Say the data back exactly as it is written below.

- - - - -

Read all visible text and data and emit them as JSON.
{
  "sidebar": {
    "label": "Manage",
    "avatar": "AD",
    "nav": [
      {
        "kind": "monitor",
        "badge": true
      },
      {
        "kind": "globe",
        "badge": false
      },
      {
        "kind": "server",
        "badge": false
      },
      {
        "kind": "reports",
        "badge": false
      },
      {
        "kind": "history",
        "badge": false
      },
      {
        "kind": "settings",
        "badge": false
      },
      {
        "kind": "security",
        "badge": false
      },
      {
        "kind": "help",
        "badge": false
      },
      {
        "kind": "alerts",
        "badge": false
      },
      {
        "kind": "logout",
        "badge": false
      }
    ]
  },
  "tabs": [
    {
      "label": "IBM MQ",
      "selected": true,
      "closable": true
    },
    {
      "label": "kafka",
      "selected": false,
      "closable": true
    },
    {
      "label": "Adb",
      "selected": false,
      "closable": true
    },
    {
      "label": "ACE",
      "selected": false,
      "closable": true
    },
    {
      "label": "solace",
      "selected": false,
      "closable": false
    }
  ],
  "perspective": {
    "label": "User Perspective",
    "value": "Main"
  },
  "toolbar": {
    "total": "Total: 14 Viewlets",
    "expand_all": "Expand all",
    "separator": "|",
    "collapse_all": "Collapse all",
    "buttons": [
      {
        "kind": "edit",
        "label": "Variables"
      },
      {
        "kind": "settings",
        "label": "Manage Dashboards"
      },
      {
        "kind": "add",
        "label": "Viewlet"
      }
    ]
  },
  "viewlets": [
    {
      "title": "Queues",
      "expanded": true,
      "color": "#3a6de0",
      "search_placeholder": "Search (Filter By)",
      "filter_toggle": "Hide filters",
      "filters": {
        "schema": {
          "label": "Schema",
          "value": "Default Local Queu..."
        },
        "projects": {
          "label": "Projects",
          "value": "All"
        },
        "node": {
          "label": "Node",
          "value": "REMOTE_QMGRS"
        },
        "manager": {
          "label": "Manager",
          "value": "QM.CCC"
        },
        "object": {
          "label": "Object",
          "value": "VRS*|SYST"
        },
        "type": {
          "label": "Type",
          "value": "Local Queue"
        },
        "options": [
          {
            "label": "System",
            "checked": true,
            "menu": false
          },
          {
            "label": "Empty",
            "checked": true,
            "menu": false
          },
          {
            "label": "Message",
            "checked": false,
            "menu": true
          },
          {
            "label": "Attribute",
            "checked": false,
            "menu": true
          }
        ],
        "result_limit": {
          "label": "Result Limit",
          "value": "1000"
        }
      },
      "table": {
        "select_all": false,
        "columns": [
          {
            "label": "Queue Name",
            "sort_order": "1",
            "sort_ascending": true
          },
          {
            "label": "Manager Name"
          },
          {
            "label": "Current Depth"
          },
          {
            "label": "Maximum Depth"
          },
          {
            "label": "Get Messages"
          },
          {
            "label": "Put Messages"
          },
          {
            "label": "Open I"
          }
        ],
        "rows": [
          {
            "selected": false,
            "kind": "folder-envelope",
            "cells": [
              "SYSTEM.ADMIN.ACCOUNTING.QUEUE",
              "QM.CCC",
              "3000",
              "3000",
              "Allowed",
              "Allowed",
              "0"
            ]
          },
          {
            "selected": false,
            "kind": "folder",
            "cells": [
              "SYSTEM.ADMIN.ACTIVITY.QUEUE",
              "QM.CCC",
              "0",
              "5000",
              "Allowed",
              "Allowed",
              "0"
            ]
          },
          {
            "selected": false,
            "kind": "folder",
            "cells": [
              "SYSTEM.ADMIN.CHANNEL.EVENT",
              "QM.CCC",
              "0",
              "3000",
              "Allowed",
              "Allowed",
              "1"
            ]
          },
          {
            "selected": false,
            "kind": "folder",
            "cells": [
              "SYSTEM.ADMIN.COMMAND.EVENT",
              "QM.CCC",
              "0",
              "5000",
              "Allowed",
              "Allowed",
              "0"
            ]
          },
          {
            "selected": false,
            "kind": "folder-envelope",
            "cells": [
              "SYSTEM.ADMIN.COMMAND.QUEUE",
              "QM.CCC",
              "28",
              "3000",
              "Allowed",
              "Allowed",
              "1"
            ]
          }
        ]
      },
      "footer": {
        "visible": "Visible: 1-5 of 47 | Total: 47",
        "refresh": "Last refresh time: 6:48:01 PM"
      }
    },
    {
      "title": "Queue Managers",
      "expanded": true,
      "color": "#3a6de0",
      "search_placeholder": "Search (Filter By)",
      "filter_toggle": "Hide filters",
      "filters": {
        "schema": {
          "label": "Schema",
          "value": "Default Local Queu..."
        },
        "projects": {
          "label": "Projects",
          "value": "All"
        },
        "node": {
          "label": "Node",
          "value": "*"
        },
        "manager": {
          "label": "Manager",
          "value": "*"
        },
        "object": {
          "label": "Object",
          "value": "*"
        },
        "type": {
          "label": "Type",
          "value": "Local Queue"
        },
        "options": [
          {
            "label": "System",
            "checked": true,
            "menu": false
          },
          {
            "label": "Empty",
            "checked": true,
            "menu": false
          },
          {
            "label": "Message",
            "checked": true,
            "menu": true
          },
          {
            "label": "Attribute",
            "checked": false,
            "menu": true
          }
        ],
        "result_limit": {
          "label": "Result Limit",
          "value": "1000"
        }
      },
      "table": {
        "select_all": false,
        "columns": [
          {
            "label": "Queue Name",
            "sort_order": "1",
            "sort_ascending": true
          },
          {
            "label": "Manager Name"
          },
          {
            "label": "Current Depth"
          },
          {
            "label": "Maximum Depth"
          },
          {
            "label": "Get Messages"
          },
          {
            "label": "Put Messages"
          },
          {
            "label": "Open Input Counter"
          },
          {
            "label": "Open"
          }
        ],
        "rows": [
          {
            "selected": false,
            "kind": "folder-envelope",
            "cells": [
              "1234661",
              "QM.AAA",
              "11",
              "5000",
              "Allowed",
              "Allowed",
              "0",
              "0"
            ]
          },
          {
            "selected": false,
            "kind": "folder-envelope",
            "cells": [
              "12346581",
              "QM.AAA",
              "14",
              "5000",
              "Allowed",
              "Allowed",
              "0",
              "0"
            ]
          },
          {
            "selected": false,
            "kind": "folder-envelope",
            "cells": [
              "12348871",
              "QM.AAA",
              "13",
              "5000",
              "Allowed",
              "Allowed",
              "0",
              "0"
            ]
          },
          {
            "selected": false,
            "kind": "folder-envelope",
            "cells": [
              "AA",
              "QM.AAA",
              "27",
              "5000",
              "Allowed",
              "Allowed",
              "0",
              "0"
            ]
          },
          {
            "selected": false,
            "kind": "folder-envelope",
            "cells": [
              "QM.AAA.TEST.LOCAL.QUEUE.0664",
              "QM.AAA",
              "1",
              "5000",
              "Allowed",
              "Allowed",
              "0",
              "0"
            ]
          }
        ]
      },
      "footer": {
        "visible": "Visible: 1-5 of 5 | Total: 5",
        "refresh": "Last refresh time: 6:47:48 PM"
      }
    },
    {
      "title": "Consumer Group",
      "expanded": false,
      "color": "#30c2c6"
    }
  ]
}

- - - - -

■ Solution for this task:
Read all visible text and data and emit them as JSON.
{
  "sidebar": {
    "label": "Manage",
    "avatar": "AD",
    "nav": [
      {
        "kind": "monitor",
        "badge": true
      },
      {
        "kind": "globe",
        "badge": false
      },
      {
        "kind": "server",
        "badge": false
      },
      {
        "kind": "reports",
        "badge": false
      },
      {
        "kind": "history",
        "badge": false
      },
      {
        "kind": "settings",
        "badge": false
      },
      {
        "kind": "security",
        "badge": false
      },
      {
        "kind": "help",
        "badge": false
      },
      {
        "kind": "alerts",
        "badge": false
      },
      {
        "kind": "logout",
        "badge": false
      }
    ]
  },
  "tabs": [
    {
      "label": "IBM MQ",
      "selected": true,
      "closable": true
    },
    {
      "label": "kafka",
      "selected": false,
      "closable": true
    },
    {
      "label": "Adb",
      "selected": false,
      "closable": true
    },
    {
      "label": "ACE",
      "selected": false,
      "closable": true
    },
    {
      "label": "solace",
      "selected": false,
      "closable": false
    }
  ],
  "perspective": {
    "label": "User Perspective",
    "value": "Main"
  },
  "toolbar": {
    "total": "Total: 14 Viewlets",
    "expand_all": "Expand all",
    "separator": "|",
    "collapse_all": "Collapse all",
    "buttons": [
      {
        "kind": "edit",
        "label": "Variables"
      },
      {
        "kind": "settings",
        "label": "Manage Dashboards"
      },
      {
        "kind": "add",
        "label": "Viewlet"
      }
    ]
  },
  "viewlets": [
    {
      "title": "Queues",
      "expanded": true,
      "color": "#3a6de0",
      "search_placeholder": "Search (Filter By)",
      "filter_toggle": "Hide filters",
      "filters": {
        "schema": {
          "label": "Schema",
          "value": "Default Local Queu..."
        },
        "projects": {
          "label": "Projects",
          "value": "All"
        },
        "node": {
          "label": "Node",
          "value": "REMOTE_QMGRS"
        },
        "manager": {
          "label": "Manager",
          "value": "QM.CCC"
        },
        "object": {
          "label": "Object",
          "value": "VRS*|SYST"
        },
        "type": {
          "label": "Type",
          "value": "Local Queue"
        },
        "options": [
          {
            "label": "System",
            "checked": true,
            "menu": false
          },
          {
            "label": "Empty",
            "checked": true,
            "menu": false
          },
          {
            "label": "Message",
            "checked": false,
            "menu": true
          },
          {
            "label": "Attribute",
            "checked": false,
            "menu": true
          }
        ],
        "result_limit": {
          "label": "Result Limit",
          "value": "1000"
        }
      },
      "table": {
        "select_all": false,
        "columns": [
          {
            "label": "Queue Name",
            "sort_order": "1",
            "sort_ascending": true
          },
          {
            "label": "Manager Name"
          },
          {
            "label": "Current Depth"
          },
          {
            "label": "Maximum Depth"
          },
          {
            "label": "Get Messages"
          },
          {
            "label": "Put Messages"
          },
          {
            "label": "Open I"
          }
        ],
        "rows": [
          {
            "selected": false,
            "kind": "folder-envelope",
            "cells": [
              "SYSTEM.ADMIN.ACCOUNTING.QUEUE",
              "QM.CCC",
              "3000",
              "3000",
              "Allowed",
              "Allowed",
              "0"
            ]
          },
          {
            "selected": false,
            "kind": "folder",
            "cells": [
              "SYSTEM.ADMIN.ACTIVITY.QUEUE",
              "QM.CCC",
              "0",
              "5000",
              "Allowed",
              "Allowed",
              "0"
            ]
          },
          {
            "selected": false,
            "kind": "folder",
            "cells": [
              "SYSTEM.ADMIN.CHANNEL.EVENT",
              "QM.CCC",
              "0",
              "3000",
              "Allowed",
              "Allowed",
              "1"
            ]
          },
          {
            "selected": false,
            "kind": "folder",
            "cells": [
              "SYSTEM.ADMIN.COMMAND.EVENT",
              "QM.CCC",
              "0",
              "5000",
              "Allowed",
              "Allowed",
              "0"
            ]
          },
          {
            "selected": false,
            "kind": "folder-envelope",
            "cells": [
              "SYSTEM.ADMIN.COMMAND.QUEUE",
              "QM.CCC",
              "28",
              "3000",
              "Allowed",
              "Allowed",
              "1"
            ]
          }
        ]
      },
      "footer": {
        "visible": "Visible: 1-5 of 47 | Total: 47",
        "refresh": "Last refresh time: 6:48:01 PM"
      }
    },
    {
      "title": "Queue Managers",
      "expanded": true,
      "color": "#3a6de0",
      "search_placeholder": "Search (Filter By)",
      "filter_toggle": "Hide filters",
      "filters": {
        "schema": {
          "label": "Schema",
          "value": "Default Local Queu..."
        },
        "projects": {
          "label": "Projects",
          "value": "All"
        },
        "node": {
          "label": "Node",
          "value": "*"
        },
        "manager": {
          "label": "Manager",
          "value": "*"
        },
        "object": {
          "label": "Object",
          "value": "*"
        },
        "type": {
          "label": "Type",
          "value": "Local Queue"
        },
        "options": [
          {
            "label": "System",
            "checked": true,
            "menu": false
          },
          {
            "label": "Empty",
            "checked": true,
            "menu": false
          },
          {
            "label": "Message",
            "checked": true,
            "menu": true
          },
          {
            "label": "Attribute",
            "checked": false,
            "menu": true
          }
        ],
        "result_limit": {
          "label": "Result Limit",
          "value": "1000"
        }
      },
      "table": {
        "select_all": false,
        "columns": [
          {
            "label": "Queue Name",
            "sort_order": "1",
            "sort_ascending": true
          },
          {
            "label": "Manager Name"
          },
          {
            "label": "Current Depth"
          },
          {
            "label": "Maximum Depth"
          },
          {
            "label": "Get Messages"
          },
          {
            "label": "Put Messages"
          },
          {
            "label": "Open Input Counter"
          },
          {
            "label": "Open"
          }
        ],
        "rows": [
          {
            "selected": false,
            "kind": "folder-envelope",
            "cells": [
              "1234661",
              "QM.AAA",
              "11",
              "5000",
              "Allowed",
              "Allowed",
              "0",
              "0"
            ]
          },
          {
            "selected": false,
            "kind": "folder-envelope",
            "cells": [
              "12346581",
              "QM.AAA",
              "14",
              "5000",
              "Allowed",
              "Allowed",
              "0",
              "0"
            ]
          },
          {
            "selected": false,
            "kind": "folder-envelope",
            "cells": [
              "12348871",
              "QM.AAA",
              "13",
              "5000",
              "Allowed",
              "Allowed",
              "0",
              "0"
            ]
          },
          {
            "selected": false,
            "kind": "folder-envelope",
            "cells": [
              "AA",
              "QM.AAA",
              "27",
              "5000",
              "Allowed",
              "Allowed",
              "0",
              "0"
            ]
          },
          {
            "selected": false,
            "kind": "folder-envelope",
            "cells": [
              "QM.AAA.TEST.LOCAL.QUEUE.0664",
              "QM.AAA",
              "1",
              "5000",
              "Allowed",
              "Allowed",
              "0",
              "0"
            ]
          }
        ]
      },
      "footer": {
        "visible": "Visible: 1-5 of 5 | Total: 5",
        "refresh": "Last refresh time: 6:47:48 PM"
      }
    },
    {
      "title": "Consumer Group",
      "expanded": false,
      "color": "#30c2c6"
    }
  ]
}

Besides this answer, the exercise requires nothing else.